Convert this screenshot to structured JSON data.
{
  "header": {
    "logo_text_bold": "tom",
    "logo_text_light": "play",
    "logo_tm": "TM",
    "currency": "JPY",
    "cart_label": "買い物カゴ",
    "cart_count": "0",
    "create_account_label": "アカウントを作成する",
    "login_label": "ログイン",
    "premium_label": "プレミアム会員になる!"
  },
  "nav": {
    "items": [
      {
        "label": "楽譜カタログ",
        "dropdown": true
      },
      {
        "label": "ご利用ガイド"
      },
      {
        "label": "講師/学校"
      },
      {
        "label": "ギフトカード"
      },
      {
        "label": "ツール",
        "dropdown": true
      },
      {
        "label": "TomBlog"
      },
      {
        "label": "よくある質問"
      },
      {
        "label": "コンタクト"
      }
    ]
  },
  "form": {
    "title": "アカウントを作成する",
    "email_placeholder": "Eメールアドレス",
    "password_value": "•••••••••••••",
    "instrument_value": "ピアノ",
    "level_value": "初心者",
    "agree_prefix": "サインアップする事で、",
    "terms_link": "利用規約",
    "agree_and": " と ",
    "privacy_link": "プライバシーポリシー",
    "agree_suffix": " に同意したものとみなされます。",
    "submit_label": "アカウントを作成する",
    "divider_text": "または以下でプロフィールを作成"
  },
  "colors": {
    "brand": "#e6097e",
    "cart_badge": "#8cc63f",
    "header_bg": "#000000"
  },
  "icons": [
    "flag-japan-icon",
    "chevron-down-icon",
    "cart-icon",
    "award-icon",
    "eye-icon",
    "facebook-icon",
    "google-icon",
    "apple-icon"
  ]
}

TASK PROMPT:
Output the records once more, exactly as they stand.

FINAL ANSWER:
Convert this screenshot to structured JSON data.
{
  "header": {
    "logo_text_bold": "tom",
    "logo_text_light": "play",
    "logo_tm": "TM",
    "currency": "JPY",
    "cart_label": "買い物カゴ",
    "cart_count": "0",
    "create_account_label": "アカウントを作成する",
    "login_label": "ログイン",
    "premium_label": "プレミアム会員になる!"
  },
  "nav": {
    "items": [
      {
        "label": "楽譜カタログ",
        "dropdown": true
      },
      {
        "label": "ご利用ガイド"
      },
      {
        "label": "講師/学校"
      },
      {
        "label": "ギフトカード"
      },
      {
        "label": "ツール",
        "dropdown": true
      },
      {
        "label": "TomBlog"
      },
      {
        "label": "よくある質問"
      },
      {
        "label": "コンタクト"
      }
    ]
  },
  "form": {
    "title": "アカウントを作成する",
    "email_placeholder": "Eメールアドレス",
    "password_value": "•••••••••••••",
    "instrument_value": "ピアノ",
    "level_value": "初心者",
    "agree_prefix": "サインアップする事で、",
    "terms_link": "利用規約",
    "agree_and": " と ",
    "privacy_link": "プライバシーポリシー",
    "agree_suffix": " に同意したものとみなされます。",
    "submit_label": "アカウントを作成する",
    "divider_text": "または以下でプロフィールを作成"
  },
  "colors": {
    "brand": "#e6097e",
    "cart_badge": "#8cc63f",
    "header_bg": "#000000"
  },
  "icons": [
    "flag-japan-icon",
    "chevron-down-icon",
    "cart-icon",
    "award-icon",
    "eye-icon",
    "facebook-icon",
    "google-icon",
    "apple-icon"
  ]
}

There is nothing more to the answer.